▸ **EXERCISE DETAILS**
Using the entries that follow, collect the lines where the word "label" appears.

----

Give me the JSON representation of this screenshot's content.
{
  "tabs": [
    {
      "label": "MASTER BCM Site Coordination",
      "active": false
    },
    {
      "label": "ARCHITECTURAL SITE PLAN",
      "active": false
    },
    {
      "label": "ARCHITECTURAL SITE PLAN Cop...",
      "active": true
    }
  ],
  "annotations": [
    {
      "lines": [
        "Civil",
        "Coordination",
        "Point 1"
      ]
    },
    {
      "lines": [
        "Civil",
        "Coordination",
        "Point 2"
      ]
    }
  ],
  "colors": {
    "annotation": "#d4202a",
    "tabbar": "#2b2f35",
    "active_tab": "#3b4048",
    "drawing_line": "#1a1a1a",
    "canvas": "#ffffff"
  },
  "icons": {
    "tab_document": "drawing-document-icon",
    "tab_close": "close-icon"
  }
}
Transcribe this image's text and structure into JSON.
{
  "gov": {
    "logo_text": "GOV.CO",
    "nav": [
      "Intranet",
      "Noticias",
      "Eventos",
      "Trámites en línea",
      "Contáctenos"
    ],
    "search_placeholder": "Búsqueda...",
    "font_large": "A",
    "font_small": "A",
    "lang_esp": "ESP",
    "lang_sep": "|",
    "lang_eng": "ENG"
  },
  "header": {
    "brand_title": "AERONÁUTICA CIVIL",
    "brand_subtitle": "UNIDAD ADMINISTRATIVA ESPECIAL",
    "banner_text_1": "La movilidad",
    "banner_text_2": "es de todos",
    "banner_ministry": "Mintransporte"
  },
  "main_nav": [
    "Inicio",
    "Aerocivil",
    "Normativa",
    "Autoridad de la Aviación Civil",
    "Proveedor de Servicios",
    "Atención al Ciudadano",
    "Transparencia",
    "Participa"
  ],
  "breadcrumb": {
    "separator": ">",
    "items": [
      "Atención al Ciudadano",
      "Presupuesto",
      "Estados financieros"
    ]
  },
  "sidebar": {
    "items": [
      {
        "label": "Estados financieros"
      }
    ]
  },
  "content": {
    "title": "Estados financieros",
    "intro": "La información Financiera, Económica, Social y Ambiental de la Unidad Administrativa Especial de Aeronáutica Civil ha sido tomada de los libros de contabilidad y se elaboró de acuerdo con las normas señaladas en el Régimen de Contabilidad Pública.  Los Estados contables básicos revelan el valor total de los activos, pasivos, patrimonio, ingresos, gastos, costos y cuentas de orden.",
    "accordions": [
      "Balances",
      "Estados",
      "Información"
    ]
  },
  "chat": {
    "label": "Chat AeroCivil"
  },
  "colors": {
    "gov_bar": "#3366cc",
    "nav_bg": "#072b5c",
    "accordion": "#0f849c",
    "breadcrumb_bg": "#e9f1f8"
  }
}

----

▸ **YOUR SOLUTION**
      "label": "MASTER BCM Site Coordination",
      "label": "ARCHITECTURAL SITE PLAN",
      "label": "ARCHITECTURAL SITE PLAN Cop...",
        "label": "Estados financieros"
    "label": "Chat AeroCivil"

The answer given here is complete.